As of late May, the latest count in the drive to unionize Starbucks is 79 stores where the union won the election and only nine where they lost it. Now, at one of those nine locations, at Camp Road in Hamburg, NY, a regional director of the National Labor Relations Board, has recommended that Starbucks be ordered to bargain with the union, citing a blizzard of labor law violations by the company to intimidate workers at the store to vote no. Among those violations cited was the firing of pro-union workers, disciplining and spying on others, and closing stores and changing work policies where they feared the union was winning. The NLRB official, Linda Leslie, made the rare request that the company be compelled to bargain rather than simply recommending a new election. It is an indication of the extent of illegal tactics Starbucks used and the lack of confidence that it will refrain from doing it again.
The Eastern Atlantic States Regional Council of Carpenters is betting on the jobs that will be created by the transition to renewable energy. In February, they purchased a diving school near Philadelphia, where their members – carpenters, millwrights, and piledrivers – are scheduled for training to work underwater doing welding and other skills needed for the construction of offshore wind turbines. The union is anticipating the creation of millions of high-paying union jobs that will be added to the economy by the deployment of clean energy facilities to confront climate change.

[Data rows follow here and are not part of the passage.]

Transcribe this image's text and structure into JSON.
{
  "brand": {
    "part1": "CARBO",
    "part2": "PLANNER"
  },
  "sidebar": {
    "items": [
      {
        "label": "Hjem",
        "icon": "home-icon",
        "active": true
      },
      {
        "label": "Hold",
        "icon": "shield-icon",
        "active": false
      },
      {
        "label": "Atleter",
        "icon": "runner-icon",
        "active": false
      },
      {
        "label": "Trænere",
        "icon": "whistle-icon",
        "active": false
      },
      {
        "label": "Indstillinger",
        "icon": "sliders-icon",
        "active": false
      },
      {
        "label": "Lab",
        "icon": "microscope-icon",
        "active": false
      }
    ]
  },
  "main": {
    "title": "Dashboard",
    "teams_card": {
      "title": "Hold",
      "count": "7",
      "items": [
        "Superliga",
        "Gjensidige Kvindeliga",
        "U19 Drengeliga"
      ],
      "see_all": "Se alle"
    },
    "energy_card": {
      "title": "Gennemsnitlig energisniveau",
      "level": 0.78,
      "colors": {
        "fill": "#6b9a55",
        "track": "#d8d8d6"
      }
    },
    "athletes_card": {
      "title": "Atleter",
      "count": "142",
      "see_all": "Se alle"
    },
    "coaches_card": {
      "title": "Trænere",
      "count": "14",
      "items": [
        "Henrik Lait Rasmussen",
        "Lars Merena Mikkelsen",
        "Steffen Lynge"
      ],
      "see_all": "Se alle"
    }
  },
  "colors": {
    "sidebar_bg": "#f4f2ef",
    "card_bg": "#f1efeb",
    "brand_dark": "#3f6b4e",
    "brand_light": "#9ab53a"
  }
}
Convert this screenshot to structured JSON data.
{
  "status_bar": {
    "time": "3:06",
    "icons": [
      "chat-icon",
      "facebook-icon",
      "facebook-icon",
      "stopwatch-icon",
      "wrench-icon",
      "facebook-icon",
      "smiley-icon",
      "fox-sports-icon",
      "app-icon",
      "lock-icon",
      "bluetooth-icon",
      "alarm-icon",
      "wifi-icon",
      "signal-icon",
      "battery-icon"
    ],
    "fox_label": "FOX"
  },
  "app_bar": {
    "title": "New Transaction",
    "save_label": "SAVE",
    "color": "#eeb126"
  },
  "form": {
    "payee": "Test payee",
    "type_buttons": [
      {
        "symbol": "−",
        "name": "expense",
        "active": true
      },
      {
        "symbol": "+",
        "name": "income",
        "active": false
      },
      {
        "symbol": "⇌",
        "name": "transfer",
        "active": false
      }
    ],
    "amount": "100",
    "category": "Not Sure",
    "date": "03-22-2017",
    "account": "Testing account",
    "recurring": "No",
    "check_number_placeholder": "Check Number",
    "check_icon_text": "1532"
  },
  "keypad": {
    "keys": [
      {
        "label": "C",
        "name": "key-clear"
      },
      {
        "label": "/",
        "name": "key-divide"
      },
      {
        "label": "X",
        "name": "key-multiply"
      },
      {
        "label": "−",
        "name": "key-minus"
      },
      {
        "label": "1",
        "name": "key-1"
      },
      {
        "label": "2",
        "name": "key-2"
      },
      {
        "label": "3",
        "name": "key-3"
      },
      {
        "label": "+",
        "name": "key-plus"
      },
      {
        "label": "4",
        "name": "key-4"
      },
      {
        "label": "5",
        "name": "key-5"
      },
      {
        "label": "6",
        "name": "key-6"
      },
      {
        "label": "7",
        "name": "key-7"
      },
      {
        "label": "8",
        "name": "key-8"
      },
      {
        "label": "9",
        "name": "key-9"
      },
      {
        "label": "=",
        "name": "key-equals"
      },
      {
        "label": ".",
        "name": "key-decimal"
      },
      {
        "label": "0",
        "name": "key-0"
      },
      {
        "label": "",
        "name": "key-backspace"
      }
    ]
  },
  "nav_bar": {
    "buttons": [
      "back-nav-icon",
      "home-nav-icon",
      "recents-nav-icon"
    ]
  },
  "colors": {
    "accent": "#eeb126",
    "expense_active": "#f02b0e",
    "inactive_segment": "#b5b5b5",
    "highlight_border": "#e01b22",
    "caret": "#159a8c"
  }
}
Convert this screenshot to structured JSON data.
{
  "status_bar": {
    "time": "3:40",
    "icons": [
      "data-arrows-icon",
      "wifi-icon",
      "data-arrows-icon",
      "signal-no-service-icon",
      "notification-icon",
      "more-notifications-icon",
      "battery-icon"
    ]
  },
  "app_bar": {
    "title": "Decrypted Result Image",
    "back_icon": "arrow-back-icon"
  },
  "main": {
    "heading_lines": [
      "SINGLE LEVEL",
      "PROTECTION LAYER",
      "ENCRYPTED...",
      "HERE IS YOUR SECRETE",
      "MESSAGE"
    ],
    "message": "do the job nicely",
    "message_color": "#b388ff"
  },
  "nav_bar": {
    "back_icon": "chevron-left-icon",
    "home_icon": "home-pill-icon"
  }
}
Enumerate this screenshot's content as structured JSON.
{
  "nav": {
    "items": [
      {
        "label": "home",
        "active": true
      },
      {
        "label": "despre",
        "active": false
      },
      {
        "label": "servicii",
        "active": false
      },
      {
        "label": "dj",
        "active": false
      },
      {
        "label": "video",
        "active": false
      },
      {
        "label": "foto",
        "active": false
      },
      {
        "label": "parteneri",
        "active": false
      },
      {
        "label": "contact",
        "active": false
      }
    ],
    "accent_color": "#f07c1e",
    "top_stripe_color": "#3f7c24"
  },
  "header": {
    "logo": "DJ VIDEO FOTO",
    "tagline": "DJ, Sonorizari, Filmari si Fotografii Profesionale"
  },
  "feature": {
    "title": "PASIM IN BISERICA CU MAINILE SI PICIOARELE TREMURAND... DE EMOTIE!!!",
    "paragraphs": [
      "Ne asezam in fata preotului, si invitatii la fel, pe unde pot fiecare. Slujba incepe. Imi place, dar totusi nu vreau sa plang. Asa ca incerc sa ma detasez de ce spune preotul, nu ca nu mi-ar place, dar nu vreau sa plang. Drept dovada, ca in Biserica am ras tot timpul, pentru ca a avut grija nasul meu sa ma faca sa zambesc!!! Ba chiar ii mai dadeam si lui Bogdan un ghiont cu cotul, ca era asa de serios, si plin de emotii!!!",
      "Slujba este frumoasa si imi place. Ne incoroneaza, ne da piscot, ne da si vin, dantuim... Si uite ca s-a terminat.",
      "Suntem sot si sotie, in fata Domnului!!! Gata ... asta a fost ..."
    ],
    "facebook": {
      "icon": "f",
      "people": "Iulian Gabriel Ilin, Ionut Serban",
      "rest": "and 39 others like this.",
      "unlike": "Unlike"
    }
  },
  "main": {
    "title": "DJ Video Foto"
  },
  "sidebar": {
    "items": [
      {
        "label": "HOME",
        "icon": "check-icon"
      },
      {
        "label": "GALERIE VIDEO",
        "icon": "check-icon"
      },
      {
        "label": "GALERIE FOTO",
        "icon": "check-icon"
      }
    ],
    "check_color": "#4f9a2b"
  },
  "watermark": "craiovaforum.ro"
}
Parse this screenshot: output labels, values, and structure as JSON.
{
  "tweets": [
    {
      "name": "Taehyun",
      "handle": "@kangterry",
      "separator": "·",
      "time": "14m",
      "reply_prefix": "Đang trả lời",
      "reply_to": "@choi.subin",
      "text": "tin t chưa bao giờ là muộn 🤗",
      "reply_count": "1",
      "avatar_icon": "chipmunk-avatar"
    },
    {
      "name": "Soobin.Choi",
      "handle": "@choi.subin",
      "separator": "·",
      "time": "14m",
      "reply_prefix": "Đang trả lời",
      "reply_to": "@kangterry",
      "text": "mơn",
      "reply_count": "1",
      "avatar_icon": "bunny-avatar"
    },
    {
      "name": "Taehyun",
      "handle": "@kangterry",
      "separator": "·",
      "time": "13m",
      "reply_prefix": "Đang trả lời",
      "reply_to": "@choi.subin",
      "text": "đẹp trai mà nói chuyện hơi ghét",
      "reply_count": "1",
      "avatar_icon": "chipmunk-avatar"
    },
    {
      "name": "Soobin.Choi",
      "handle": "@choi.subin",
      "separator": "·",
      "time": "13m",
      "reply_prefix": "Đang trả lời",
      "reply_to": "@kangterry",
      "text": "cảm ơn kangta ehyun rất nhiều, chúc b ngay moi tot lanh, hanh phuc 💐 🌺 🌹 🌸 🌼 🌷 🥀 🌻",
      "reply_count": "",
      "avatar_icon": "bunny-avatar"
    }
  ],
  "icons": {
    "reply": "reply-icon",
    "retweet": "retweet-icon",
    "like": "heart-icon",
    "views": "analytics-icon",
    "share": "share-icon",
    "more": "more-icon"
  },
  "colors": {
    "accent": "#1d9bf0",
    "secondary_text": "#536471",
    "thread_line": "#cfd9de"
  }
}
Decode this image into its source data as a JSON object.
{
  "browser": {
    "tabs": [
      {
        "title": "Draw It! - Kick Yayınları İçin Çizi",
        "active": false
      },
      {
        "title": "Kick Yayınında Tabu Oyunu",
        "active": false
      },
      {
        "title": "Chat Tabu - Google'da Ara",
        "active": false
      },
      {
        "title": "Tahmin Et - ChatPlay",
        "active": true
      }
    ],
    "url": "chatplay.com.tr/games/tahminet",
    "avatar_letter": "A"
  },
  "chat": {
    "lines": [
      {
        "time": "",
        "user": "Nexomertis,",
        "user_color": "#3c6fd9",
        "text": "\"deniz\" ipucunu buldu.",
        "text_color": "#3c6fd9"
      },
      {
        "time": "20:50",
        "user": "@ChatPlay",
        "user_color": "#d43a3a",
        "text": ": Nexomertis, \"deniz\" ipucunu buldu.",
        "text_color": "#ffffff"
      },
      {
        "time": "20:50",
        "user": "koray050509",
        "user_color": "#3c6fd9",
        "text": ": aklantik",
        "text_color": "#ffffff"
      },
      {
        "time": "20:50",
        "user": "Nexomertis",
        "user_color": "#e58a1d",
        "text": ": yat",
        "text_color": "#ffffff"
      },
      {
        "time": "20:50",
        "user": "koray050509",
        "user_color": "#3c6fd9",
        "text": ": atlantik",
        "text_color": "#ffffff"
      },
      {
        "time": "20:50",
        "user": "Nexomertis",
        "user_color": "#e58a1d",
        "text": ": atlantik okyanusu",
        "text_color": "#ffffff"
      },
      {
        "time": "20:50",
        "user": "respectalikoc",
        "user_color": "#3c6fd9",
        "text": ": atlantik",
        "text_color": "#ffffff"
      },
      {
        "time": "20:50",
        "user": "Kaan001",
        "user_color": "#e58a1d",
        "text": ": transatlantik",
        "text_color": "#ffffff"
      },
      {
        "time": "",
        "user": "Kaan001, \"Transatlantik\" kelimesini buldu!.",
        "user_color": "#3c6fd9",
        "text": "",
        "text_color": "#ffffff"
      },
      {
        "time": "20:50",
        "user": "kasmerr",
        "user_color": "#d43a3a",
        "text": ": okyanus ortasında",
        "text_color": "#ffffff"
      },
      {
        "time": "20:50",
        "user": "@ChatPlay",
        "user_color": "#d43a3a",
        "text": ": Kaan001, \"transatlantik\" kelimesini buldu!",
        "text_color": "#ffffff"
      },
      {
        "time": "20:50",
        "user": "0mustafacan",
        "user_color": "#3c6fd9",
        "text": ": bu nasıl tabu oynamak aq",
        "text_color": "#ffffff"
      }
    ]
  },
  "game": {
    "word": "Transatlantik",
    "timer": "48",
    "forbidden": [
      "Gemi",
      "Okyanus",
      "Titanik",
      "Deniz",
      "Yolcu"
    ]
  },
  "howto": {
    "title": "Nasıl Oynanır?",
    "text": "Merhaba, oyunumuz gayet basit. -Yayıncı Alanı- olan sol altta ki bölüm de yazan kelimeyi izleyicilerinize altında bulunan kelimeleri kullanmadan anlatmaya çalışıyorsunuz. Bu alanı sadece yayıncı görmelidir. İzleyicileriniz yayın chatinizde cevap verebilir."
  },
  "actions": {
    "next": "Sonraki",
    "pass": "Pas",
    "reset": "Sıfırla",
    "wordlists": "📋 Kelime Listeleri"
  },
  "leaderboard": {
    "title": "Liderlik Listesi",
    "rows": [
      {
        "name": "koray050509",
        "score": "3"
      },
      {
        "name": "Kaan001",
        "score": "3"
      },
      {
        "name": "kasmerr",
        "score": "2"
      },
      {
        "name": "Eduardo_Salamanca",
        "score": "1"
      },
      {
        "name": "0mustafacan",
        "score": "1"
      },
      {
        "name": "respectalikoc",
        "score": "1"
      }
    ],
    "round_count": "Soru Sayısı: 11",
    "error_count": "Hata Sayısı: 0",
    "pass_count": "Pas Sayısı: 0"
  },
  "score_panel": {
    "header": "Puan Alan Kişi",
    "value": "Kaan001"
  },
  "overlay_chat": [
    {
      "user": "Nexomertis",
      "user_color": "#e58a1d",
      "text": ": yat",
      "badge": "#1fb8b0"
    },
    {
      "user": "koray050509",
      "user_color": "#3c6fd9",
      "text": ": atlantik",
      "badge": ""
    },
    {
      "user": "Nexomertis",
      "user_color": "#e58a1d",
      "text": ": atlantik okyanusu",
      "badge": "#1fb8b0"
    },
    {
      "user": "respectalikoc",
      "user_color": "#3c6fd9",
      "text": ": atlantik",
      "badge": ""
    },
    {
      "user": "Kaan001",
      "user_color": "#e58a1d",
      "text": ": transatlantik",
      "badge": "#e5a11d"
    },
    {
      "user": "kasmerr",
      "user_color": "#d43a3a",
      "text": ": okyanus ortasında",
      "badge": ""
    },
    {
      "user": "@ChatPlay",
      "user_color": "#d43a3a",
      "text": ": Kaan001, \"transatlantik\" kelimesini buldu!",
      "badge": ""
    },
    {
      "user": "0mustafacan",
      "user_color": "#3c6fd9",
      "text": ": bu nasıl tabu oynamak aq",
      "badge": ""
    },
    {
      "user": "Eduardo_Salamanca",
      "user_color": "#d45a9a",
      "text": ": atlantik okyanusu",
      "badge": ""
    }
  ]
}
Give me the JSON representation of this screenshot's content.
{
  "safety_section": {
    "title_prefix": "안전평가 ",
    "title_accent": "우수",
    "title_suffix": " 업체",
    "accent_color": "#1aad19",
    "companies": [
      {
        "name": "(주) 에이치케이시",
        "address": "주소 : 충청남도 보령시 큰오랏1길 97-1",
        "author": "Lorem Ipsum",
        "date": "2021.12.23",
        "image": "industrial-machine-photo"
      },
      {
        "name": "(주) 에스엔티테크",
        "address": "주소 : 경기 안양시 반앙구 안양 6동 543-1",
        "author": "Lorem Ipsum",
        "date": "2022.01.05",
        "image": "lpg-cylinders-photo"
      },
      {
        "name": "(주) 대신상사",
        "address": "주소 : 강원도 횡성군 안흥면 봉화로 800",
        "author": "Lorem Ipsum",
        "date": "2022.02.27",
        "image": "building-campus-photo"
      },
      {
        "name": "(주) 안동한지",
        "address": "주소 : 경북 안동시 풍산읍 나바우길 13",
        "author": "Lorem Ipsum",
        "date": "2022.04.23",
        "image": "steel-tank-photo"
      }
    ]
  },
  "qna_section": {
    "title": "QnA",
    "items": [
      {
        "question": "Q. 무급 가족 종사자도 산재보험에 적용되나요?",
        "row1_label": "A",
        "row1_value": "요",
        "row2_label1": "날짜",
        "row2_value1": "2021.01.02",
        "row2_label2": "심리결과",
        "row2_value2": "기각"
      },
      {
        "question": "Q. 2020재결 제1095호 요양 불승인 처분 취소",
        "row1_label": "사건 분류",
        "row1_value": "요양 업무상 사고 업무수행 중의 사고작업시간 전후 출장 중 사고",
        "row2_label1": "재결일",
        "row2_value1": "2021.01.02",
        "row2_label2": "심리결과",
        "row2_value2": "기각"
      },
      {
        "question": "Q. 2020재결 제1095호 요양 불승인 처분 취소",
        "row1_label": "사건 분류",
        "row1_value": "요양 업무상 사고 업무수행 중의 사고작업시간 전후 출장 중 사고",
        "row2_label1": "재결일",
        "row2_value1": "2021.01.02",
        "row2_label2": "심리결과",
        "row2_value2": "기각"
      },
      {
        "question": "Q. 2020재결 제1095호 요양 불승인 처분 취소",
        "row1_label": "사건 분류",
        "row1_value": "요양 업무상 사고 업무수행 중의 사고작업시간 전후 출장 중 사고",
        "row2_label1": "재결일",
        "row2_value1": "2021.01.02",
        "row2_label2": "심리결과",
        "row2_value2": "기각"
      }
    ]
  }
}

Staff members of the U.S. House of Representatives are one step closer to gaining union representation after the house, on a party-line vote with Republicans voting no, approved the measure to grant them the right to unionize. The Senate does not have to approve the measure.
In the space of a few weeks in May, two Verizon stores in Washington state have voted “yes” to unionizing. Responding in typical fashion, Verizon is spending big on a campaign to break theunion drive rather than negotiate with the union. Central to its strategy is the firing of union activists to intimidate workers. Verizon worker Jesse Mason was the first victim – he has been active in the organizing drive of his own and two other Verizon stores in the state.
More Perfect Union, 5/12
Another piece of this all-too-familiar picture is now taking place in Virginia where workers at Target stores are trying to unionize. In Christiansburg, Virginia, they have filed an NLRB petition for a union election. The company has responded with anti-union videos at compulsory meetings on company time and are expected to use delaying and stalling tactics, as they have at other Target stores, to prevent an election.
Earlier labor actions include 5,000 nurses with an independent union at Stanford and Packard Hospitals in Palo Alto, Cal., and 8,000 nurses on a one-day strike at Sutter Health facilities in northern California.
Who Gets the Bird, 4/24
As some 1100 workers walked out on strike May 9, CNH Industrial, which operates 13 manufacturing and engineering plants in the U.S., announced that it will cut off the workers’ health insurance as of May 11. It has also hired so-called “replacement workers” who were immediately ready to go even as the strike had barely commenced. Two unions represent the striking workers at three of the company facilities, UAW Local 807 in Burlington, Iowa, and UAW Local 180 in Racine, Wisc. CNH just recorded the most profitable year in its history. A major issue is two-tier wage system that sees workers hired after 2004 making $6-$8 less than those hired before 1996, with those hired between the two years making in-between.
Who Gets the Bird, 5/8